National Domestic Violence Awareness Month; October 2013
October is National Domestic Violence Awareness Month. It is the perfect time for everyone in every community to raise awareness and strive for healthy relationships for all individuals. Aside from the obvious that domestic violence goes against every person’s basic human rights, it also violates one’s safety and pride. At the Law Offices of Edward R. Weinstein we take our domestic violence cases extremely seriously. Therefore, this October we too will again stand up for domestic violence survivors and be part of the movement to raise awareness and promote safer relationships.
Domestic Violence Awareness Month originated in October of 1981. It came about from the first Day of Unity, which was followed by the National Coalition Against Domestic Violence. The initial purpose for observing this one Day of Unity was to join victims of domestic violence, particularly battered women and battered women’s advocates, throughout the country who all had a common goal; to end domestic violence, especially against women and children. The Day of Unity received an enormous amount of support and started the beginning of a very unique week throughout the nation. During this week, people with the same initiative to end violence came together and took part in a variety of community activities to raise awareness and rally support. According to the National Coalition Against Domestic Violence, the activities all had common themes: “mourning those who have died because of domestic violence, celebrating those who have survived, and connecting those who work to end domestic violence.” (National Coalition Against Domestic Violence.org)

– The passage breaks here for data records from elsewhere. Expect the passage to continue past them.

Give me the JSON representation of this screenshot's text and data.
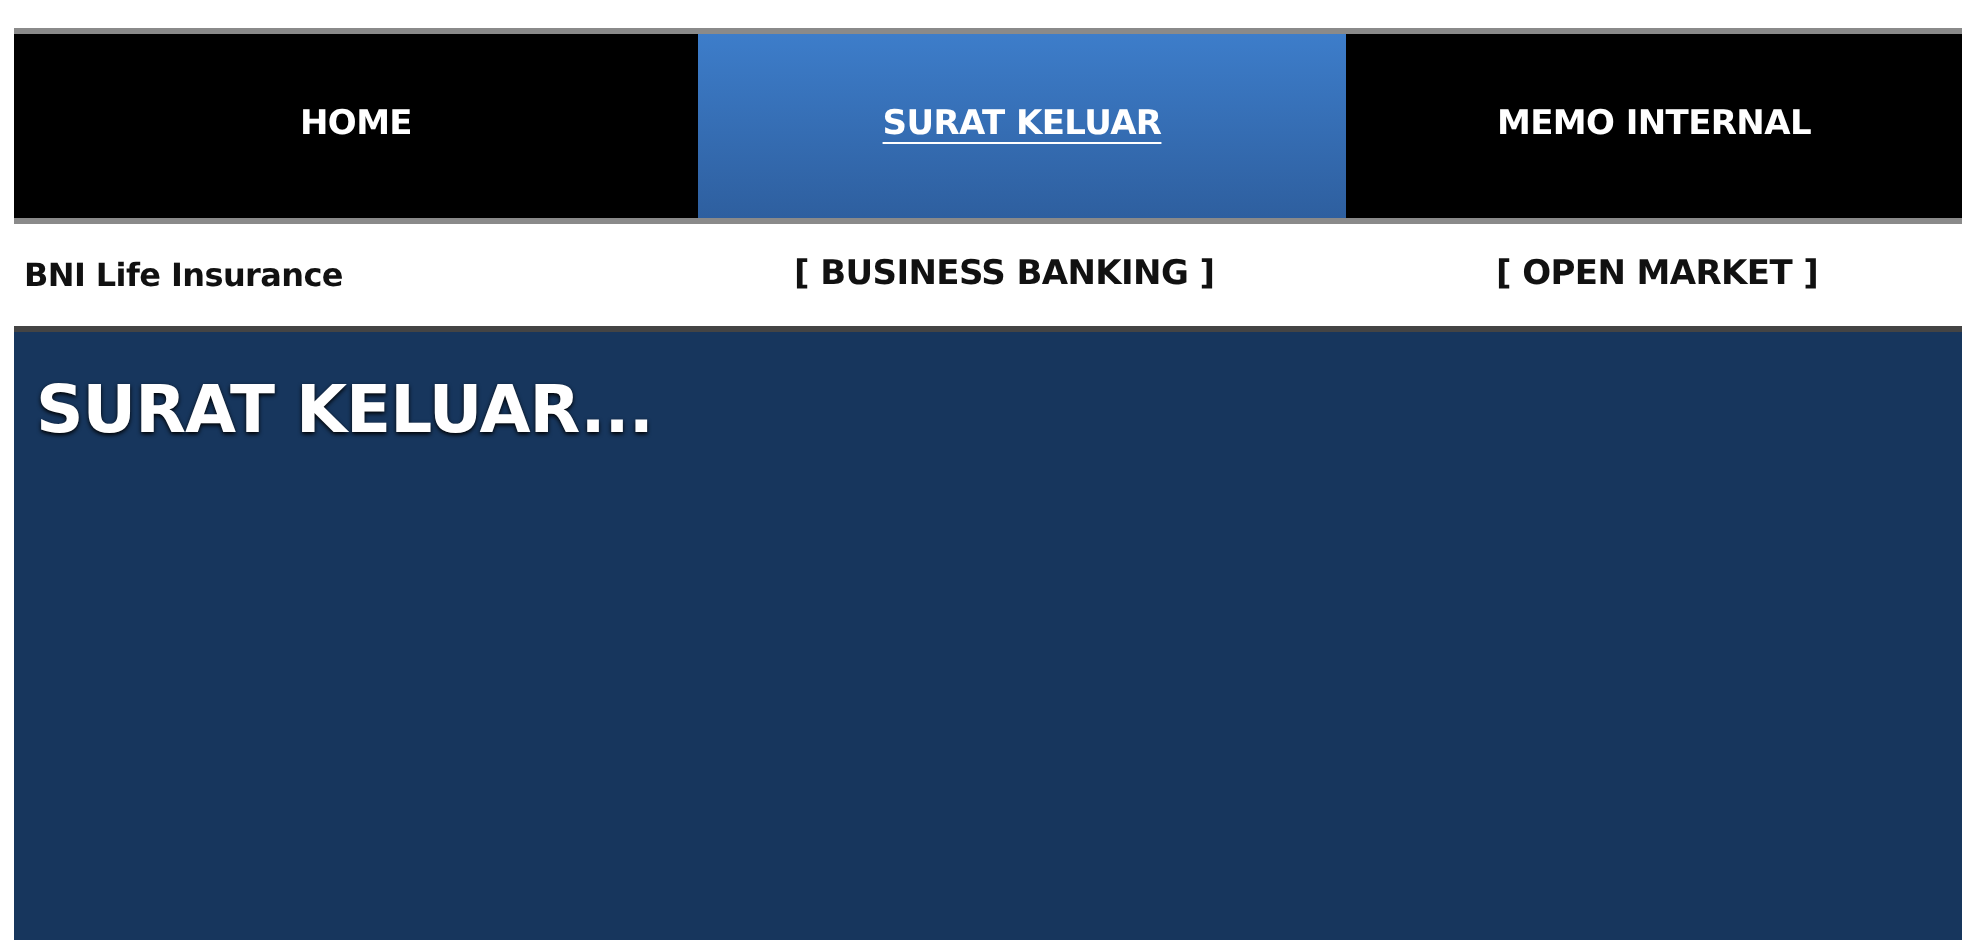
{
  "tabs": [
    {
      "label": "HOME",
      "selected": false
    },
    {
      "label": "SURAT KELUAR",
      "selected": true
    },
    {
      "label": "MEMO INTERNAL",
      "selected": false
    }
  ],
  "subnav": [
    {
      "label": "BNI Life Insurance",
      "kind": "brand"
    },
    {
      "label": "[ BUSINESS BANKING ]",
      "kind": "link"
    },
    {
      "label": "[ OPEN MARKET ]",
      "kind": "link"
    }
  ],
  "panel": {
    "title": "SURAT KELUAR..."
  }
}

After the week of raising awareness for domestic violence received such a positive reaction from local, state, and national levels, observation of the cause finally transformed into an entire month. In October of 1987, the first National Domestic Awareness Month was celebrated throughout the United States. 1987 was also a very important year for domestic violence advocates because it was the year that the first national toll-free hotline for help was created. Another historic point of progress and hope for domestic violence advocates and survivors came in 1989 when the first Domestic Violence Awareness Month Commemorative Legislation was passed by Congress. Since then, that legislation continues to pass through Congress each and every year with the National Coalition Against Domestic Violence playing a prevalent and active leadership role.

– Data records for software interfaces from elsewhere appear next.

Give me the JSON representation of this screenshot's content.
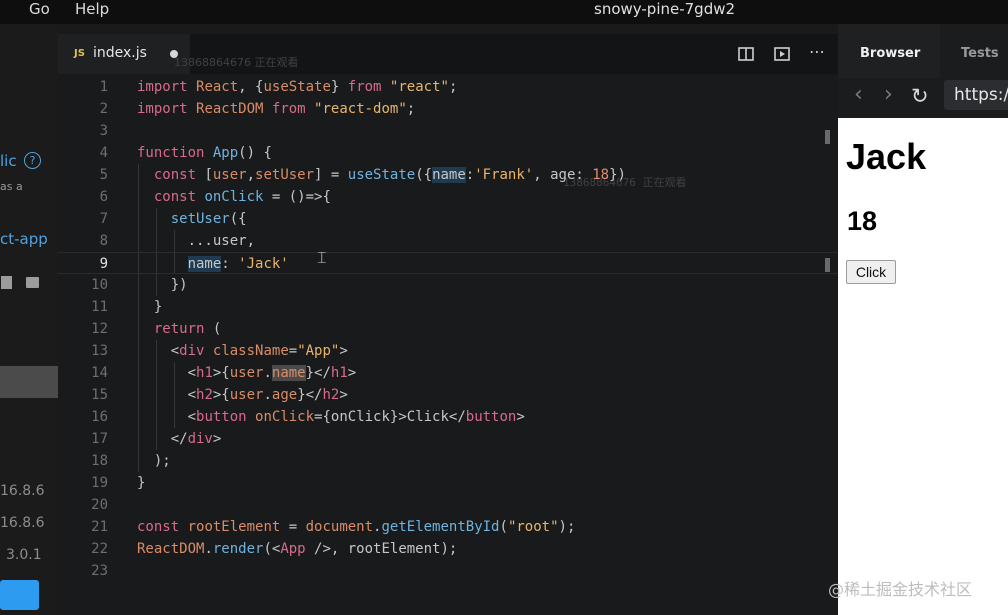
{
  "menubar": {
    "items": [
      "Go",
      "Help"
    ],
    "title": "snowy-pine-7gdw2"
  },
  "sidebar": {
    "texts": [
      "lic",
      "as a",
      "ct-app",
      "16.8.6",
      "16.8.6",
      "3.0.1"
    ]
  },
  "editor": {
    "tab": {
      "badge": "JS",
      "filename": "index.js"
    },
    "watermark_text": "13868864676 正在观看",
    "lines": [
      {
        "n": "1",
        "html": "<span class='kw'>import</span> <span class='attr'>React</span>, {<span class='attr'>useState</span>} <span class='kw'>from</span> <span class='str'>\"react\"</span>;"
      },
      {
        "n": "2",
        "html": "<span class='kw'>import</span> <span class='attr'>ReactDOM</span> <span class='kw'>from</span> <span class='str'>\"react-dom\"</span>;"
      },
      {
        "n": "3",
        "html": ""
      },
      {
        "n": "4",
        "html": "<span class='kw'>function</span> <span class='fn'>App</span>() {"
      },
      {
        "n": "5",
        "html": "  <span class='kw'>const</span> [<span class='attr'>user</span>,<span class='attr'>setUser</span>] = <span class='fn'>useState</span>({<span class='hl-sel'>name</span>:<span class='str'>'Frank'</span>, age: <span class='num'>18</span>})"
      },
      {
        "n": "6",
        "html": "  <span class='kw'>const</span> <span class='fn'>onClick</span> = ()=>{"
      },
      {
        "n": "7",
        "html": "    <span class='fn'>setUser</span>({"
      },
      {
        "n": "8",
        "html": "      ...user,"
      },
      {
        "n": "9",
        "html": "      <span class='hl-sel'>name</span>: <span class='str'>'Jack'</span>"
      },
      {
        "n": "10",
        "html": "    })"
      },
      {
        "n": "11",
        "html": "  }"
      },
      {
        "n": "12",
        "html": "  <span class='kw'>return</span> ("
      },
      {
        "n": "13",
        "html": "    &lt;<span class='tag'>div</span> <span class='attr'>className</span>=<span class='str'>\"App\"</span>&gt;"
      },
      {
        "n": "14",
        "html": "      &lt;<span class='tag'>h1</span>&gt;{<span class='attr'>user</span>.<span class='hl-grey'><span class='attr'>name</span></span>}&lt;/<span class='tag'>h1</span>&gt;"
      },
      {
        "n": "15",
        "html": "      &lt;<span class='tag'>h2</span>&gt;{<span class='attr'>user</span>.<span class='attr'>age</span>}&lt;/<span class='tag'>h2</span>&gt;"
      },
      {
        "n": "16",
        "html": "      &lt;<span class='tag'>button</span> <span class='attr'>onClick</span>={onClick}&gt;Click&lt;/<span class='tag'>button</span>&gt;"
      },
      {
        "n": "17",
        "html": "    &lt;/<span class='tag'>div</span>&gt;"
      },
      {
        "n": "18",
        "html": "  );"
      },
      {
        "n": "19",
        "html": "}"
      },
      {
        "n": "20",
        "html": ""
      },
      {
        "n": "21",
        "html": "<span class='kw'>const</span> <span class='attr'>rootElement</span> = <span class='attr'>document</span>.<span class='fn'>getElementById</span>(<span class='str'>\"root\"</span>);"
      },
      {
        "n": "22",
        "html": "<span class='attr'>ReactDOM</span>.<span class='fn'>render</span>(&lt;<span class='tag'>App</span> /&gt;, rootElement);"
      },
      {
        "n": "23",
        "html": ""
      }
    ],
    "current_line": "9"
  },
  "right": {
    "tabs": [
      "Browser",
      "Tests"
    ],
    "url": "https:/",
    "preview": {
      "h1": "Jack",
      "h2": "18",
      "button": "Click"
    }
  },
  "brand_watermark": "@稀土掘金技术社区",
  "colors": {
    "keyword": "#d96a8a",
    "function": "#6fb3e0",
    "string": "#e8b56b",
    "selection": "#1f3b52"
  }
}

The specific guidelines for this year’s Domestic Violence Awareness Month, brought to you by the National Coalition Against Domestic Violence, are as follows:
§ Plan as far ahead as possible and involve battered women and child as much as possible
§ Contact your state coalition or network to coordinate and strengthen efforts in your state and region
§ Be sure that the media is aware of your plans. The suggested national observance is a candlelight ceremony on or near the National Day of Unity (the first of the month) to remember those who have suffered and died from domestic violence and to celebrate the work being done to end violence. Choose a significant public place to hold the vigil.
§ Be creative. Include music, poetry, dance, moments of silence, and stories shared by women
§ Purple is the color for the month’s activities. Wear purple ribbons to bring national awareness to the issues faced by battered women and their children
§ Start small if you wish, but plan now to do something during October. Make Domestic Violence Awareness Month part of your evolving history.
Additionally, the following are activities and ideas that the National Coalition Against Domestic Violence suggest everyone be involved in:
§ Ribbon campaign
§ Table tent campaign
§ Utility company campaign
§ Library displays
§ Children’s campaign
§ Chili cook-off
§ Clothesline project display
§ Wish list drive
For further information on these types of activities, please visit the National Coalition Against Domestic Violence’s website at www.ncadv.org
In the words of President Barack Obama, “for far too long, domestic violence was ignored or treated as a private matter where victims were left to suffer in silence without hope of intervention. We have made significant progress in changing laws and attitudes, providing support to survivors, and reducing the incidence of domestic violence. But we also know that we have not come far enough, and that there is more work left to be done. During National Domestic Violence Awareness Month, we stand with all those who have been affected by this terrible crime, recognize the individuals and groups who have stepped forward to break the cycle of violence, and recommit to putting an end to domestic violence in America. While government must do its part, all Americans can play a role in ending domestic violence. Each of us can promote healthy relationships, speak out when we see injustice in our communities, stand with survivors we know, and change attitudes that perpetuate the cycle of abuse. We must also ensure that survivors of domestic violence know they are not alone, and that there are resources available to them.”
If you or a loved one has experienced or witnessed domestic violence, please call our office today; it will be the first and most important step toward a safer relationship.